The Arabia building hosts a library, offices, and several stores including an Arabia factory outlet with firsts and seconds of Moomin tableware and other ceramics and linens. They have a good selection of items but the prices are still quite expensive, and not cheaper than other places in the city or even the airport.

‘Desert Wind’

Heltech building
Heltech Building


steel flowers   Viikki bird
L-R: steel flowers, ‘Viiki birds’

Kotipuu (home tree)  communal wall stencils where the shoreline used to be
L-R: ‘home tree’, stencils on the communal art wall, ‘shoreline now and then’

It was fun to seek out the different art pieces and we had a great time wandering around this part of town. Check out additional photos on Flickr.

On our way back to the city center we took advantage of our 2-hour tram pass to make a quick detour through the Hakaniemi Market, still bustling even as some vendors were packing up.

Hakaniemi Market
Leandra sampling ginger cookies (those came home with us)

There were quite a few food stalls/trucks at the market, all of them out of the warm pretzels that I was looking for. From here we took the next tram down to the train station and explored a few of the stores around the area, then made our way to Bruuveri and St. Urho’s Pub as described previously.

an open gate
turns out I took a very similar photo 10 years ago… what can I say, I like gates and doors!

Later that evening we took a final walk around the park and central square enjoying the lights come on as the evening fell.


Kappeli Cafe

Senate Square statue
Senate Square

Laumeier Sculpture Park

On our first day in St. Louis we were facing some unpredictable weather, so we got up early, dressed comfortably and headed to the free Laumeier Sculpture Park for an outdoor hike among some creative, amusing and whimsical sculpture.

Man with Briefcase at #2968443 by Jonathan Borofsky
me posing next to Man with Briefcase at #2968443 by Jonathan Borofsky

The Way by Alexander Liberman
The Way by Alexander Libermangiant oil drums!

Cubed Squared by Jerald Jacquard
Cubed Squared by Jerald Jacquard

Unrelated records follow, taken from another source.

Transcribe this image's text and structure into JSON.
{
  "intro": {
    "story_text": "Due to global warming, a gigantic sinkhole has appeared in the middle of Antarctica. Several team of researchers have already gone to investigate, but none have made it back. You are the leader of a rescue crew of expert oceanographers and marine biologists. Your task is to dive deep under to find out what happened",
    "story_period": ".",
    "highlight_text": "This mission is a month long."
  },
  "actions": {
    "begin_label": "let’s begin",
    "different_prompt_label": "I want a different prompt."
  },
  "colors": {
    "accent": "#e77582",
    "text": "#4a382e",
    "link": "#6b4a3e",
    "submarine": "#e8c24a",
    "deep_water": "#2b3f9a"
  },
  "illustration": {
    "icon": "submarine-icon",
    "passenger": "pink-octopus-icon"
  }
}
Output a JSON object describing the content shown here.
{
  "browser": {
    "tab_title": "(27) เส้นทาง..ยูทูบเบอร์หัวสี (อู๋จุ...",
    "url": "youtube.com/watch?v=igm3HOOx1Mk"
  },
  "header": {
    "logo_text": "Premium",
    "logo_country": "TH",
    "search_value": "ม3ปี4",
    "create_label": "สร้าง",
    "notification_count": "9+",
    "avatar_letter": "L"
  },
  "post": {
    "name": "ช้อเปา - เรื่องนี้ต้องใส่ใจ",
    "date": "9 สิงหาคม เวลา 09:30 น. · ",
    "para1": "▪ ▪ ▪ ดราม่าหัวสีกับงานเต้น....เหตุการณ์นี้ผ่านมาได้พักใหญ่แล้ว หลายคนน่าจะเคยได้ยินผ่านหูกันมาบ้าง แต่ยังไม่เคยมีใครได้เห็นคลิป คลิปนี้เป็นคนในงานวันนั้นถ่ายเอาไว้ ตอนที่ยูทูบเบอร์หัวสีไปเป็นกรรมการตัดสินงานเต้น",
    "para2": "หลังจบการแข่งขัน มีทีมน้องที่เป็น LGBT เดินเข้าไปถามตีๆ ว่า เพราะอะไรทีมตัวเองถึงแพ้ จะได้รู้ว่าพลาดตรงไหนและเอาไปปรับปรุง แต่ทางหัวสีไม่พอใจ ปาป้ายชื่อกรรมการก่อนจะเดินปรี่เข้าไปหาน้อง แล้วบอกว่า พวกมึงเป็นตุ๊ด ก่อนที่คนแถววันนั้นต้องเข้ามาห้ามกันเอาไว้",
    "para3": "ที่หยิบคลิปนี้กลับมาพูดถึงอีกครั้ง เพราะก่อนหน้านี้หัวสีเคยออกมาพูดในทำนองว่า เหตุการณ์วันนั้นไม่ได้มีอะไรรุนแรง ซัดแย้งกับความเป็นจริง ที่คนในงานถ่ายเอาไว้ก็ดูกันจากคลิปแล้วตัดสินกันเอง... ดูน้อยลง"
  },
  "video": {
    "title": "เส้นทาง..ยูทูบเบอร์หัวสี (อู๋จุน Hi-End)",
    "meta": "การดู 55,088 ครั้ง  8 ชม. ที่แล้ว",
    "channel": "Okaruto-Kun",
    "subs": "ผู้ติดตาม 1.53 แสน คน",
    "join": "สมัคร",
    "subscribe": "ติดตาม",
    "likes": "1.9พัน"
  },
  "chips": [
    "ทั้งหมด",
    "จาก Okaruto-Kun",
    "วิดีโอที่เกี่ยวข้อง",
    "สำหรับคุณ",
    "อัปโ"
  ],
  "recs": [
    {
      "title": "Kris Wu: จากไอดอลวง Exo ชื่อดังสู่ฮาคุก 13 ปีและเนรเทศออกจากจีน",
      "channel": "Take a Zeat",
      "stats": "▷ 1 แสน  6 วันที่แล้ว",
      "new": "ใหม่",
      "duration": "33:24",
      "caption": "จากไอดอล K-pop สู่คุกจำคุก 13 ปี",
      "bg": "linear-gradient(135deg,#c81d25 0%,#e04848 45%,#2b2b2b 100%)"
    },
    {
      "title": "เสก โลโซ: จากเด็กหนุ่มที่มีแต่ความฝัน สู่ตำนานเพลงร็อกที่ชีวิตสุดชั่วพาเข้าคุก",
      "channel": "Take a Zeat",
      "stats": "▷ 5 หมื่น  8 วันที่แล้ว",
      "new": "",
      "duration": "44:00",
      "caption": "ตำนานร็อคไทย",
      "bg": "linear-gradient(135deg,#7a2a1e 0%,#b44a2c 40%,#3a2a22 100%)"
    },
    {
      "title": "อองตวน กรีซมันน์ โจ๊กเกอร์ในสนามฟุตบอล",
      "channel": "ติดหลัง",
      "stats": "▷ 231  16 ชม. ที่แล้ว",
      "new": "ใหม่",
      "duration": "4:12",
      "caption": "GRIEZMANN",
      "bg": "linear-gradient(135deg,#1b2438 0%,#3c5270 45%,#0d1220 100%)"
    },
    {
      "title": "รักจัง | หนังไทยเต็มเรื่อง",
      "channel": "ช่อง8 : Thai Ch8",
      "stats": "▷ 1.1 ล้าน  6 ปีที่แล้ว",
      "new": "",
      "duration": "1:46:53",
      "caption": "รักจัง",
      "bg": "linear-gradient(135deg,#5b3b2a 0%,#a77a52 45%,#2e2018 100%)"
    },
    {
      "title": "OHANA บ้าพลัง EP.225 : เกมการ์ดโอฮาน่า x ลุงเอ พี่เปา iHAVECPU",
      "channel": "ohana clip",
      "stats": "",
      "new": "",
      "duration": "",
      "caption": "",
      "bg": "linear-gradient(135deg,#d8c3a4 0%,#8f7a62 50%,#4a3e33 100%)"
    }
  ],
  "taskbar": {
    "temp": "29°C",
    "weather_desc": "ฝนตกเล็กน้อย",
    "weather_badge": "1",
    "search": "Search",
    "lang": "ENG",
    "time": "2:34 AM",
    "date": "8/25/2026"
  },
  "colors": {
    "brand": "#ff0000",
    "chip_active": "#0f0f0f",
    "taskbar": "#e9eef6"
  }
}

House of the Minotaur by Tony Rosenthal
Eric hiding in the House of the Minotaur by Tony Rosenthal

Eye by Tony Tasset
Eye by Tony Tasset

There were cicadas everywhere and if you looked close, you could see the ground moving in spots and hundreds of bugs hiding on the bottom of leaves!

The park was surprisingly large with lots of wandering paths and trails – some paved and some just woodchips. Thankfully, the park map helped us find all the far-flung pieces and included detailed information about many works.